Pro- option activists hold indications outside the U.S. Supreme Court in Washington, D.C., U.S., on Monday,Oct 4, 2021.
Stefani Reynolds|Bloomberg|Getty Images
The Department of Justice stated Friday it will ask the Supreme Court to successfully obstruct the enforcement of a limiting Texas abortion law while legal conflicts play out.
That law, which prohibits most abortions after as early as 6 weeks of pregnancy and empowers civilians to take legal action against anybody who “aids or abets” in the treatment, workedSept 1 after the high court declined to give an emergency situation demand to stop it. Nearly a day later on, in a 5-4 judgment released late in the evening, the court, without hearing arguments in the event, voted down the quote for an injunction.
The DOJ submitted a suit in Texas soon afterwards, arguing that the law, S.B. 8, “insults the rule of law” and breaks the Supreme Court’s 1973 choice, Roe v. Wade, which secures the right to an abortion prior to fetal practicality, which is usually around 22 weeks or later on.
Earlier in October, a federal judge approved the DOJ’s quote to momentarily obstruct enforcement of the law, stating, “this Court will not sanction one more day of this offensive deprivation of such an important right.”
But the law was permitted to go back into impact after that judge’s judgment was interested the U.S. Court of Appeals for the Fifth Circuit.
“The Justice Department intends to ask the Supreme Court to vacate the Fifth Circuit’s stay of the preliminary injunction against Texas Senate Bill 8,” spokesperson Anthony Coley stated in a declaration.
Asked when that demand would be submitted, Coley informed CNBC he “should have a better sense on Monday.”

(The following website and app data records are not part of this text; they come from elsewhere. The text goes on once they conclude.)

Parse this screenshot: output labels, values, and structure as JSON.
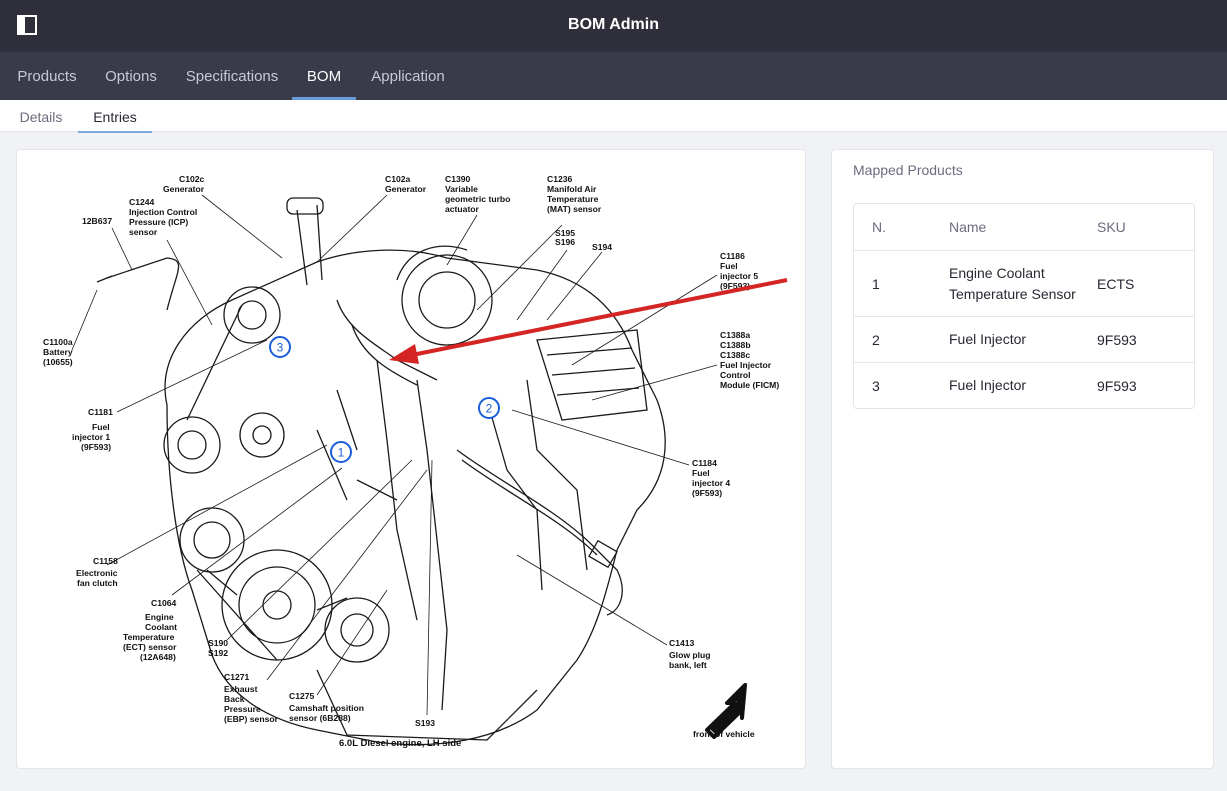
{
  "app": {
    "title": "BOM Admin"
  },
  "nav": {
    "tabs": [
      {
        "label": "Products"
      },
      {
        "label": "Options"
      },
      {
        "label": "Specifications"
      },
      {
        "label": "BOM"
      },
      {
        "label": "Application"
      }
    ]
  },
  "subnav": {
    "tabs": [
      {
        "label": "Details"
      },
      {
        "label": "Entries"
      }
    ]
  },
  "diagram": {
    "labels": {
      "c102c": [
        "C102c",
        "Generator"
      ],
      "c102a": [
        "C102a",
        "Generator"
      ],
      "c1390": [
        "C1390",
        "Variable",
        "geometric turbo",
        "actuator"
      ],
      "c1236": [
        "C1236",
        "Manifold Air",
        "Temperature",
        "(MAT) sensor"
      ],
      "c1244": [
        "C1244",
        "Injection Control",
        "Pressure (ICP)",
        "sensor"
      ],
      "b12637": [
        "12B637"
      ],
      "s195": [
        "S195",
        "S196"
      ],
      "s194": [
        "S194"
      ],
      "c1186": [
        "C1186",
        "Fuel",
        "injector 5",
        "(9F593)"
      ],
      "c1388": [
        "C1388a",
        "C1388b",
        "C1388c",
        "Fuel Injector",
        "Control",
        "Module (FICM)"
      ],
      "c1100a": [
        "C1100a",
        "Battery",
        "(10655)"
      ],
      "c1181": [
        "C1181",
        "Fuel",
        "injector 1",
        "(9F593)"
      ],
      "c1184": [
        "C1184",
        "Fuel",
        "injector 4",
        "(9F593)"
      ],
      "c1158": [
        "C1158",
        "Electronic",
        "fan clutch"
      ],
      "c1064": [
        "C1064",
        "Engine",
        "Coolant",
        "Temperature",
        "(ECT) sensor",
        "(12A648)"
      ],
      "s190": [
        "S190",
        "S192"
      ],
      "c1271": [
        "C1271",
        "Exhaust",
        "Back",
        "Pressure",
        "(EBP) sensor"
      ],
      "c1275": [
        "C1275",
        "Camshaft position",
        "sensor (6B288)"
      ],
      "s193": [
        "S193"
      ],
      "c1413": [
        "C1413",
        "Glow plug",
        "bank, left"
      ]
    },
    "caption": "6.0L Diesel engine, LH side",
    "front_label": "front of vehicle",
    "markers": [
      "1",
      "2",
      "3"
    ],
    "arrow_color": "#d42424",
    "marker_color": "#1a5ed8"
  },
  "products": {
    "title": "Mapped Products",
    "headers": {
      "n": "N.",
      "name": "Name",
      "sku": "SKU"
    },
    "rows": [
      {
        "n": "1",
        "name": "Engine Coolant Temperature Sensor",
        "sku": "ECTS"
      },
      {
        "n": "2",
        "name": "Fuel Injector",
        "sku": "9F593"
      },
      {
        "n": "3",
        "name": "Fuel Injector",
        "sku": "9F593"
      }
    ]
  }
}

Separately, a group of abortion suppliers and supporters in late September asked the Supreme Court to rapidly evaluate their difficulty to the Texas law, although a lower court had yet to provide a last judgment on the problem.